For me, the hardest thing about IVF was the negative result each time we underwent a cycle. We would be so hopeful thinking this time we would receive a positive result and when it didn’t happen, it would devastate me. I started to organise something that would cheer me up even it was something small like buying flowers, getting a massage or going out for dinner.
Nurture Your Relationship
In terms of your relationship, infertility can place a heavy toll on it. It’s easy to vent at your partner especially when you’re the one undergoing the physically harrowing procedures involved in IVF. I have to be honest and admit that I lashed out at my partner a couple of times. I know it was a challenge for my husband to see me under emotional and physical stress and he tried his best to support me. It seemed that our lives just revolved around trying to get pregnant and it was sapping us of joy and slowly eroding our relationship. I could tell we were drifting apart.
On one occasion when it got all too hard after yet another negative result, my husband and I visited Coffs Harbour where we headed off in different directions at the beach to have some time by ourselves. I remember sitting on Mooney Mooney beach bawling my eyes out, just so tired and beaten down. We later reunited that afternoon and by mutual agreement, didn’t discuss anything to do with conceiving for the rest of the holiday. After that trip, we decided to organise some “date nights” and fun weekends away to bring some normalcy back into our relationship.
Know When To Stop
After such a journeys of ups and downs, I made a difficult decision that the July 2009 IVF cycle would be our last. I just didn’t have the physical or mental strength to keep going. I was so over being injected with hormones, endless blood tests and multiple ultrasounds.

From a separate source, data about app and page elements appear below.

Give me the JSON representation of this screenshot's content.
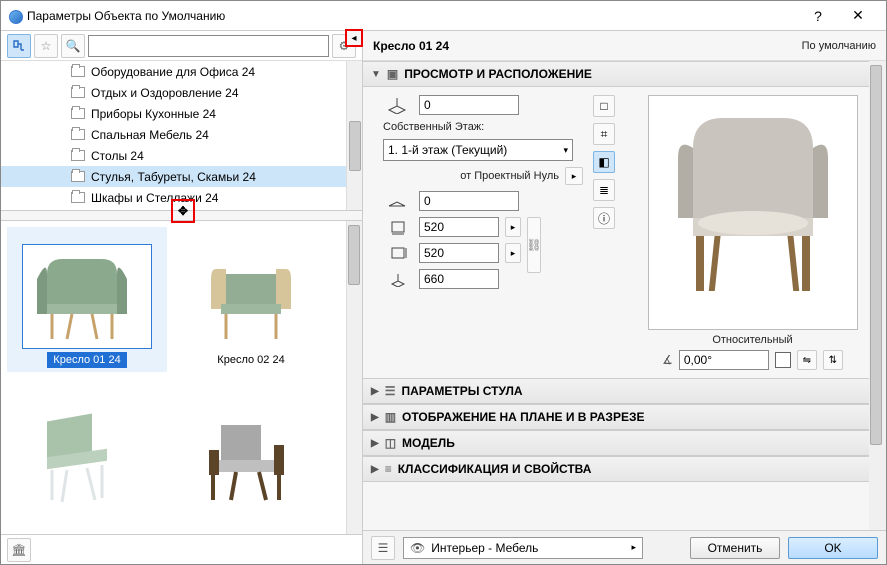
{
  "titlebar": {
    "title": "Параметры Объекта по Умолчанию",
    "help": "?",
    "close": "✕"
  },
  "toolbar": {
    "search_placeholder": ""
  },
  "tree": {
    "items": [
      "Оборудование для Офиса 24",
      "Отдых и Оздоровление 24",
      "Приборы Кухонные 24",
      "Спальная Мебель 24",
      "Столы 24",
      "Стулья, Табуреты, Скамьи 24",
      "Шкафы и Стеллажи 24"
    ],
    "selected_index": 5
  },
  "grid": {
    "items": [
      "Кресло 01 24",
      "Кресло 02 24",
      "",
      ""
    ],
    "selected_index": 0
  },
  "right": {
    "title": "Кресло 01 24",
    "default_label": "По умолчанию",
    "sections": {
      "view": "ПРОСМОТР И РАСПОЛОЖЕНИЕ",
      "params": "ПАРАМЕТРЫ СТУЛА",
      "plan": "ОТОБРАЖЕНИЕ НА ПЛАНЕ И В РАЗРЕЗЕ",
      "model": "МОДЕЛЬ",
      "class": "КЛАССИФИКАЦИЯ И СВОЙСТВА"
    },
    "form": {
      "origin_z": "0",
      "own_story_label": "Собственный Этаж:",
      "story_value": "1. 1-й этаж (Текущий)",
      "from_project_zero": "от Проектный Нуль",
      "project_zero_value": "0",
      "width": "520",
      "depth": "520",
      "height": "660"
    },
    "relative": {
      "label": "Относительный",
      "angle": "0,00°"
    }
  },
  "footer": {
    "layer": "Интерьер - Мебель",
    "cancel": "Отменить",
    "ok": "OK"
  }
}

I prepared myself as best as I could for a negative result, aware that it would mean the end of our dream to have a baby together.

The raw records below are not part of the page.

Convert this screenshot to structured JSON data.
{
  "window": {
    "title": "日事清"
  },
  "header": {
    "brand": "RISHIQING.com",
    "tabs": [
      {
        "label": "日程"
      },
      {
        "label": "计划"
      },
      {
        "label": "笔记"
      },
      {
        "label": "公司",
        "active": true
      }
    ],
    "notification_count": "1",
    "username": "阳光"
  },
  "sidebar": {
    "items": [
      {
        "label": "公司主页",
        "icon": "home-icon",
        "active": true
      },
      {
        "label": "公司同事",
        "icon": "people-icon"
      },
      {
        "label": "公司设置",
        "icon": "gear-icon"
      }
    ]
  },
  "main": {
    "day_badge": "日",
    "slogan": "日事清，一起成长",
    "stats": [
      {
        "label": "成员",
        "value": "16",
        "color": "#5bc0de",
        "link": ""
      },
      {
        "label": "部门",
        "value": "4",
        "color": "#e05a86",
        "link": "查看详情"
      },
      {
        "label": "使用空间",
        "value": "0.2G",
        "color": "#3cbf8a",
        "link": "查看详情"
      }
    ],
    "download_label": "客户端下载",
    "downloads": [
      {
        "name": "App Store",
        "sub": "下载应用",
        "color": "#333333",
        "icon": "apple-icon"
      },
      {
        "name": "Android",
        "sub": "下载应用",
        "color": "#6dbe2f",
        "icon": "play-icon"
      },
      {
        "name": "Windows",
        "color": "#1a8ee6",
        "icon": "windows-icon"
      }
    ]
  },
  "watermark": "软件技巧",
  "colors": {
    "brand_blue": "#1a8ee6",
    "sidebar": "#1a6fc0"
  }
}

In order to deal with the potential soul-crushing conclusion to our IVF journey, I instead put my energy into planning a trip to Japan in the event that we received a negative result. I spent days working out an itinerary and researching flights just to avoid thinking about how devastated I would feel if our dream of having a baby couldn’t happen. A trip to Japan seemed like a worthy consolation prize and hopefully would stop me from spiralling further into depression.

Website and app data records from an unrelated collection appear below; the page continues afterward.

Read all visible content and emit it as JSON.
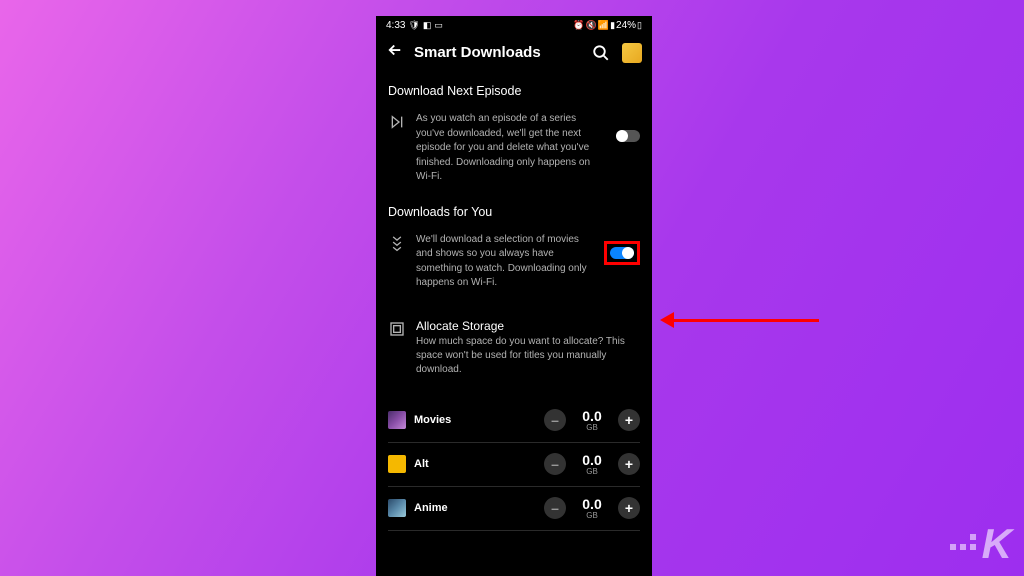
{
  "status_bar": {
    "time": "4:33",
    "battery": "24%"
  },
  "header": {
    "title": "Smart Downloads"
  },
  "sections": {
    "next_episode": {
      "title": "Download Next Episode",
      "description": "As you watch an episode of a series you've downloaded, we'll get the next episode for you and delete what you've finished. Downloading only happens on Wi-Fi.",
      "toggle_on": false
    },
    "for_you": {
      "title": "Downloads for You",
      "description": "We'll download a selection of movies and shows so you always have something to watch. Downloading only happens on Wi-Fi.",
      "toggle_on": true
    },
    "allocate": {
      "title": "Allocate Storage",
      "description": "How much space do you want to allocate? This space won't be used for titles you manually download."
    }
  },
  "storage_items": [
    {
      "name": "Movies",
      "value": "0.0",
      "unit": "GB"
    },
    {
      "name": "Alt",
      "value": "0.0",
      "unit": "GB"
    },
    {
      "name": "Anime",
      "value": "0.0",
      "unit": "GB"
    }
  ],
  "icons": {
    "minus": "–",
    "plus": "+"
  },
  "watermark": "K"
}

So it was shock, elation and overwhelming happiness when we received a positive result and nine months later, our little girl arrived.
Although my story has an eventual happy ending, it was a tumultuous journey of tears, disappointment and setbacks. I just wanted to share my experiences so that it might help other readers who are facing infertility issues.
Did you have problems conceiving? What helped for you?
It seemed that getting me pregnant was a global affair. So desperate was my family to help me achieve my dream of having a child, they enlisted extra help. My mother-in-law arranged for her Irish cousin’s church congregation in Dublin to pray for me. This was a lovely gesture organised by Michael and Gertie especially considering I’m not Catholic.
Meanwhile, on the other side of the world, unbeknownst to me, my mother decided to do a traditional fertility ritual on my behalf. She was visiting India and had heard about a village in Punjab that was renowned for its fertility tree, a massive tree in which visitors tied baby cradles to its branches. According to legend, this offering would result in conception of a baby. So guess whose mum tied a cradle to the tree? But as she points out, her granddaughter was conceived the following year.
I have to be honest and mention that I also did my own offerings as well even though I’m not at all religious. The year before we embarked on IVF, I burnt my fair share of joss sticks at Buddhist temples in Southeast Asia praying for fertility success. It seems that these prayers worked by providing much-needed hope.
As a tribute to these efforts, my daughter ended up with an Indian first name and an Irish middle name.